The National Drug Strategy Household Survey (NDSHS) is currently collating data from 2022 about alcohol and tobacco consumption, and illicit drug use among the general population in Australia. It is conducted every two to three years. The 2019 survey estimated that 9.0 million (43%) people aged 14 and over in Australia had illicitly used a drug at some point in their lifetime (including the non-medical use of pharmaceuticals). The illicit drug trade impacts on economic and social development around the world. It threatens security and stability in some countries and disproportionately impacts on the most vulnerable and marginalized. In this section, students will explore what is meant by the term ‘illicit drugs’ and how they are made available in Australia.
- Introduce the class to the theme of the resource they will be exploring over the next four lessons.
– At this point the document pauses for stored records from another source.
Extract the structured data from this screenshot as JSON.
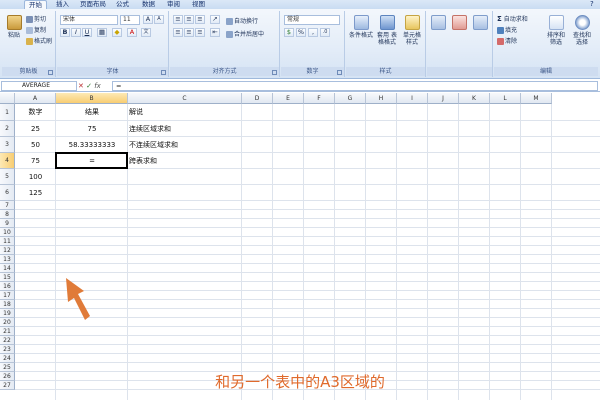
{
  "ribbon_tabs": [
    "开始",
    "插入",
    "页面布局",
    "公式",
    "数据",
    "审阅",
    "视图"
  ],
  "clipboard": {
    "paste": "粘贴",
    "cut": "剪切",
    "copy": "复制",
    "format_painter": "格式刷",
    "label": "剪贴板"
  },
  "font": {
    "name": "宋体",
    "size": "11",
    "bold": "B",
    "italic": "I",
    "underline": "U",
    "grow": "A",
    "shrink": "A",
    "label": "字体"
  },
  "alignment": {
    "wrap": "自动换行",
    "merge": "合并后居中",
    "label": "对齐方式"
  },
  "number": {
    "format": "常规",
    "percent": "%",
    "comma": ",",
    "label": "数字"
  },
  "styles": {
    "conditional": "条件格式",
    "table": "套用 表格格式",
    "cell": "单元格 样式",
    "label": "样式"
  },
  "cells": {
    "A1": "数字",
    "B1": "结果",
    "C1": "解说",
    "A2": "25",
    "B2": "75",
    "C2": "连续区域求和",
    "A3": "50",
    "B3": "58.33333333",
    "C3": "不连续区域求和",
    "A4": "75",
    "B4": "= ",
    "C4": "跨表求和",
    "A5": "100",
    "A6": "125"
  },
  "editing": {
    "autosum": "自动求和",
    "fill": "填充",
    "clear": "清除",
    "sort": "排序和 筛选",
    "find": "查找和 选择",
    "label": "编辑"
  },
  "formula_bar": {
    "name_box": "AVERAGE",
    "fx_cancel": "✕",
    "fx_enter": "✓",
    "fx": "fx",
    "formula": "="
  },
  "columns": [
    "A",
    "B",
    "C",
    "D",
    "E",
    "F",
    "G",
    "H",
    "I",
    "J",
    "K",
    "L",
    "M"
  ],
  "rows": [
    "1",
    "2",
    "3",
    "4",
    "5",
    "6",
    "7",
    "8",
    "9",
    "10",
    "11",
    "12",
    "13",
    "14",
    "15",
    "16",
    "17",
    "18",
    "19",
    "20",
    "21",
    "22",
    "23",
    "24",
    "25",
    "26",
    "27"
  ],
  "caption": "和另一个表中的A3区域的",
  "colors": {
    "accent": "#e07b39",
    "caption": "#e06a2c"
  }
}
Using the notes above, explain the impact that the illicit drug trade is having on the world, including Australia.
- Write down the term “illicit drugs” in the middle of the whiteboard or a large sheet of paper. Conduct a class call out to determine what is meant by the term and what might be listed as an illicit drug. These can be written around “illicit drugs” in the form of a spider diagram. Show or provide a copy of the factsheet What are illegal drugs and ask students to identify any illicit drugs they may have missed. Add these to the spider diagram. (If requiring further background information about illegal drugs this can be accessed via the Australian Government’s, Department of Health and Aged Care web page – Types of drugs).
- Ask students to predict how these drugs may appear on the streets of Australia. Add these as dot points below the spider diagram. Discuss the ways they have come across this information.
- Show the news clip Sydney men charged over multinational crime ring importing drugs to NSW | ABC News. Ask students whether this information supports/adds to their predications and what evidence there is of Australian authorities cooperating with international agencies.
- Hand out a piece of paper to each student asking them to write their name on the top of their sheet. Explain that they will predict and write down ways they could be an active citizen to combat illicit drug crime activity in their community. Collect the completed sheets. These will be used in the last lesson.
Lesson Idea 1: Drug trafficking
Criminal networks traffic a range of drugs world-wide, including cannabis, cocaine, heroin and methamphetamine. As international borders become increasingly open, global abuse and accessibility to drugs have become increasingly widespread.
In this lesson students will explore the impact of drug taking on Australian democratic society/communities and how organised crime accesses, grows or creates illicit drugs in Australia.
- Explain the purpose of the lesson to the class then display the document The social impact of illicit drugs on an interactive whiteboard. (Or hand out a paper copy to each student.) Conduct a guided reading of the document. Discuss the impact of drug taking on individuals and society. Ask students to complete the Making Connections exercise (Text to Self, Text to Text and Text to World) using what they have experienced, read or seen to help them to understand the document they have just read. Once completed ask students to pair and share their answers.
- Show the media video NZ drug haul: Authorities find more than half a billion dollars’ worth of cocaine found floating in the ocean (9news.com.au). Provide each student with a Note taking worksheet, explaining how it is structured:
- questions they have about the information in the news item
- words they don’t know the meaning of
- key information provided in the video
- summary of the key facts.
Instruct students to complete the worksheet while watching the video a second time. Once finished, discuss any unknown vocabulary and questions students have. Complete the activity by asking students to use the information they have written on their worksheet to write a paragraph identifying how illicit drugs can be brought into Australia.
- Pose the following question to the class. “If illicit drug supplies have increased in Australia, where are the drug criminals getting their supplies from?” Provide students with blank maps of the world and explain that they will be using information from four separate illicit drug flow maps to create a combined Australian illicit drug flow map.
Show the following maps highlighting heroin, cocaine, marijuana, methamphetamines pathways.
- Heroin trafficking flow
- Cocaine trafficking flow
- Map of marijuana and hashish trade routes
- Traffic flow on methamphetamines 2016-2020 (by reported seizures)
While showing each map, conduct a class call out to determine where the drugs are harvested and/or manufactured, and how they come into Australia and the Pacific.
Show the maps once more allowing time for students to add the relevant information to their map. Remind students that their map must have a title and a colour key for each illicit drug. Collect the completed maps to be assessed.
- Finish the lesson by mentioning that many of these drugs won’t arrive on Australia’s shores via legal means and discuss what they might do if they see suspicious activity such as boxes being unloaded from a boat on a deserted beach.